Exercise requirements:
Quote the data below in full, minus the images.
■ ■ ■ ■
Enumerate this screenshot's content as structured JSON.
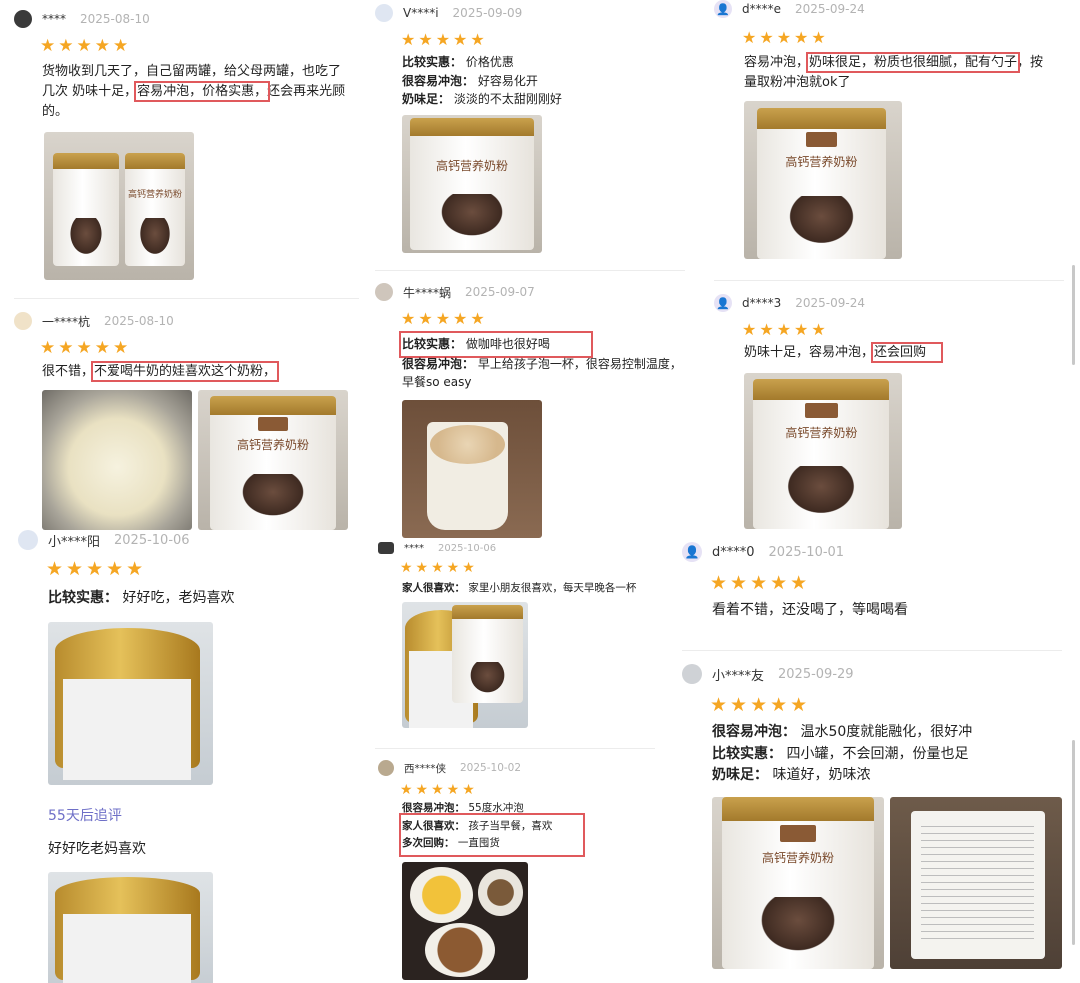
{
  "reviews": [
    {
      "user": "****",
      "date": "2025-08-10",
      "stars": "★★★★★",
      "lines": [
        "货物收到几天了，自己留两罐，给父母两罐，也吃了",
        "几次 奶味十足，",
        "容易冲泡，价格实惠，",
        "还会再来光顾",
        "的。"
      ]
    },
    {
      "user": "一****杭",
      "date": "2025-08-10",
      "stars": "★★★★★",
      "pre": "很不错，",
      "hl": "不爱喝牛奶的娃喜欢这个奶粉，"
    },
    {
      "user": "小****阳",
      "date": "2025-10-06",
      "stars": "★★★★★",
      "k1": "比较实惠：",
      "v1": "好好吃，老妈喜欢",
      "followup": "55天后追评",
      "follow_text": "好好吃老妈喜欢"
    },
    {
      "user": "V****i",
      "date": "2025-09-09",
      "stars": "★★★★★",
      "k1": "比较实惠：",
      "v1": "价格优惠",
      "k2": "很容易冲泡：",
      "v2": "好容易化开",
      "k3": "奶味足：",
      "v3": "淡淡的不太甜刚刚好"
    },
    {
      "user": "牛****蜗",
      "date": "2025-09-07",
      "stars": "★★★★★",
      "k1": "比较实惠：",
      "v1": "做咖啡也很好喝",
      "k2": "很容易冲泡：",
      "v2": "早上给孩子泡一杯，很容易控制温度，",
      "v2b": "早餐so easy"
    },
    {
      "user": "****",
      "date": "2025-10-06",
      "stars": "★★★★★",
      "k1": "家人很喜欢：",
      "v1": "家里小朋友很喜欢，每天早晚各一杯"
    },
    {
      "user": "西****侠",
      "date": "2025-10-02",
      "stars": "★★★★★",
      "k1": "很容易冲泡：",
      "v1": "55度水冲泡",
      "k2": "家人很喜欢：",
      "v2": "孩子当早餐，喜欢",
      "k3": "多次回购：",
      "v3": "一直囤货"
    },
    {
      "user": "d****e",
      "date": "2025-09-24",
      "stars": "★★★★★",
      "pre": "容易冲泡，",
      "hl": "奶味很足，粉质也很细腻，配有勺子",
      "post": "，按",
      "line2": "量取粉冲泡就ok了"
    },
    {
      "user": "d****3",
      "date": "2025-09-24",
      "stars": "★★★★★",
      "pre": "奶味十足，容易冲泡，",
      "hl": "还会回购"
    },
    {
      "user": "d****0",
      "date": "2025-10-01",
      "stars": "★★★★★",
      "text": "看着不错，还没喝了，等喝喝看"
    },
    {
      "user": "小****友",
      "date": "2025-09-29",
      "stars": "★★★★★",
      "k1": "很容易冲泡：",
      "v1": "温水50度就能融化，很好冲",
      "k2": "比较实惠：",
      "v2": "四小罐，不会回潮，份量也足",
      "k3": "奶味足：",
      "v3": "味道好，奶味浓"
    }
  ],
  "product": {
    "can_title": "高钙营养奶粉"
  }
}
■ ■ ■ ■
Written answer:
Enumerate this screenshot's content as structured JSON.
{
  "reviews": [
    {
      "user": "****",
      "date": "2025-08-10",
      "stars": "★★★★★",
      "lines": [
        "货物收到几天了，自己留两罐，给父母两罐，也吃了",
        "几次 奶味十足，",
        "容易冲泡，价格实惠，",
        "还会再来光顾",
        "的。"
      ]
    },
    {
      "user": "一****杭",
      "date": "2025-08-10",
      "stars": "★★★★★",
      "pre": "很不错，",
      "hl": "不爱喝牛奶的娃喜欢这个奶粉，"
    },
    {
      "user": "小****阳",
      "date": "2025-10-06",
      "stars": "★★★★★",
      "k1": "比较实惠：",
      "v1": "好好吃，老妈喜欢",
      "followup": "55天后追评",
      "follow_text": "好好吃老妈喜欢"
    },
    {
      "user": "V****i",
      "date": "2025-09-09",
      "stars": "★★★★★",
      "k1": "比较实惠：",
      "v1": "价格优惠",
      "k2": "很容易冲泡：",
      "v2": "好容易化开",
      "k3": "奶味足：",
      "v3": "淡淡的不太甜刚刚好"
    },
    {
      "user": "牛****蜗",
      "date": "2025-09-07",
      "stars": "★★★★★",
      "k1": "比较实惠：",
      "v1": "做咖啡也很好喝",
      "k2": "很容易冲泡：",
      "v2": "早上给孩子泡一杯，很容易控制温度，",
      "v2b": "早餐so easy"
    },
    {
      "user": "****",
      "date": "2025-10-06",
      "stars": "★★★★★",
      "k1": "家人很喜欢：",
      "v1": "家里小朋友很喜欢，每天早晚各一杯"
    },
    {
      "user": "西****侠",
      "date": "2025-10-02",
      "stars": "★★★★★",
      "k1": "很容易冲泡：",
      "v1": "55度水冲泡",
      "k2": "家人很喜欢：",
      "v2": "孩子当早餐，喜欢",
      "k3": "多次回购：",
      "v3": "一直囤货"
    },
    {
      "user": "d****e",
      "date": "2025-09-24",
      "stars": "★★★★★",
      "pre": "容易冲泡，",
      "hl": "奶味很足，粉质也很细腻，配有勺子",
      "post": "，按",
      "line2": "量取粉冲泡就ok了"
    },
    {
      "user": "d****3",
      "date": "2025-09-24",
      "stars": "★★★★★",
      "pre": "奶味十足，容易冲泡，",
      "hl": "还会回购"
    },
    {
      "user": "d****0",
      "date": "2025-10-01",
      "stars": "★★★★★",
      "text": "看着不错，还没喝了，等喝喝看"
    },
    {
      "user": "小****友",
      "date": "2025-09-29",
      "stars": "★★★★★",
      "k1": "很容易冲泡：",
      "v1": "温水50度就能融化，很好冲",
      "k2": "比较实惠：",
      "v2": "四小罐，不会回潮，份量也足",
      "k3": "奶味足：",
      "v3": "味道好，奶味浓"
    }
  ],
  "product": {
    "can_title": "高钙营养奶粉"
  }
}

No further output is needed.